  • Response indicators include the direct measures of the status of use designations. For aquatic life uses, the community and population response parameters that are represented by the biological indices that comprise Ohio EPA’s biological criteria are the principal response indicators. For human body contact uses (e.g., primary contact recreation), fecal bacteria (e.g., E. coli) are the principal response indicators.

The key to having a successful watershed approach is in using the different types of indicators within the roles that are the most appropriate for each.

Monitoring for Status and Trends

An assessment of the impact of multiple sources on the receiving waters of a watershed includes an evaluation of the available chemical/physical (water column, effluent, sediment, flows), biological (fish and macroinvertebrate assemblages), and habitat data that have been collected by Ohio EPA. Other data evaluated includes, but is not limited to, NPDES permittee self-monitoring data, effluent and mixing zone bioassays conducted by Ohio EPA, the permittee, or U.S. EPA, spills data compiled by Ohio EPA, and fish kill information from the Ohio Division of Wildlife.

The integration of this information into a report for each study area is accomplished via the TSD process. Besides reporting on status and trends for the applicable designated uses, the TSD also identifies and describes causal associations of use impairments with the predominant causes and sources of impairment. The completion of this process enables the structured use of the output from the TSD (i.e., the assessment of water bodies) to support virtually any Ohio EPA program where surface water quality is a concern.

Resources and Guidance

Study Plans

2022

Routine Monitoring

2021

Special Monitoring Projects

In addition, we will be monitoring the following waters for special projects. Click on the links to view the study plans.

Special Monitoring Projects

2020

Routine Monitoring

Special Monitoring Projects

2019

Routine Monitoring

Special Monitoring Projects

2018

Routine Monitoring

Special Monitoring Projects

2017

Routine Monitoring

Ohio's long-term monitoring schedule is revisited every two years in the Integrated Report process.  See the Integrated Report page for more information.

Special Monitoring Projects

2016

Routine Monitoring

Ohio's long-term monitoring schedule is revisited every two years in the Integrated Report process.  See the Integrated Report page for more information.

Special Monitoring Projects

2015

Routine Monitoring  

Ohio's long-term monitoring schedule is revisited every two years in the Integrated Report process.  See the Integrated Report page  for more information.

Special Monitoring Projects

2014

Routine Monitoring

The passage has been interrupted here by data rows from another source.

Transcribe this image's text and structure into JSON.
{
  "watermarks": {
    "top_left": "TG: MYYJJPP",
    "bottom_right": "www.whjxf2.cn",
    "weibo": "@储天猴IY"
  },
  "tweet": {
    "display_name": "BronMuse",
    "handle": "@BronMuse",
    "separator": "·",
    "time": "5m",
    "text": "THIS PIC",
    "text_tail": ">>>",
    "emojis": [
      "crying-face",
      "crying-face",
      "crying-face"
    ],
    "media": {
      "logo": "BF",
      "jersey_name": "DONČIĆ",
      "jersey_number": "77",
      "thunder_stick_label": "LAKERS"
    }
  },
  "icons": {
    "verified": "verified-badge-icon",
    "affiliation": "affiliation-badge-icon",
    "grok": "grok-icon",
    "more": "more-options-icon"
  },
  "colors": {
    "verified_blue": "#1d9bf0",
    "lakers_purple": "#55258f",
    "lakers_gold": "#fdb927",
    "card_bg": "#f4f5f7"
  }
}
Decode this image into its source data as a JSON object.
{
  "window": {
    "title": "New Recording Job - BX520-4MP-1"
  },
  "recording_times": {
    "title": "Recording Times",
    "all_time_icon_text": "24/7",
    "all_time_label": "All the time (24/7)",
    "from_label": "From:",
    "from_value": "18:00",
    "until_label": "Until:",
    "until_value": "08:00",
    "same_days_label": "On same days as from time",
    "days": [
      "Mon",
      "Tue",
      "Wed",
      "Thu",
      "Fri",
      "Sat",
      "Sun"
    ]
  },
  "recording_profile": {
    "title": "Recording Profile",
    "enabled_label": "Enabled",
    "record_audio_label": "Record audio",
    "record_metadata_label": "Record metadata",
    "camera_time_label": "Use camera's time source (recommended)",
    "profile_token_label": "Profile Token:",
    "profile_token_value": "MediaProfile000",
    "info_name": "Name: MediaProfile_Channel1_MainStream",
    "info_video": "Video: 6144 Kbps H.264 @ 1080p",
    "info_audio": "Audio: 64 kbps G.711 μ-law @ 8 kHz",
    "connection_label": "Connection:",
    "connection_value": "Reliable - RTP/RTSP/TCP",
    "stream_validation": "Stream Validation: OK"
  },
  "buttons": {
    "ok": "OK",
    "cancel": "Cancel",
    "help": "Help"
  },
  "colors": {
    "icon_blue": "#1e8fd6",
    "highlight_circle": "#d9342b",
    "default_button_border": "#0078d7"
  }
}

Ohio's long-term monitoring schedule is revisited every two years in the Integrated Report process.  See the Integrated Report page  for more information.

Special Monitoring Projects

2013

Routine Monitoring

Special Monitoring Projects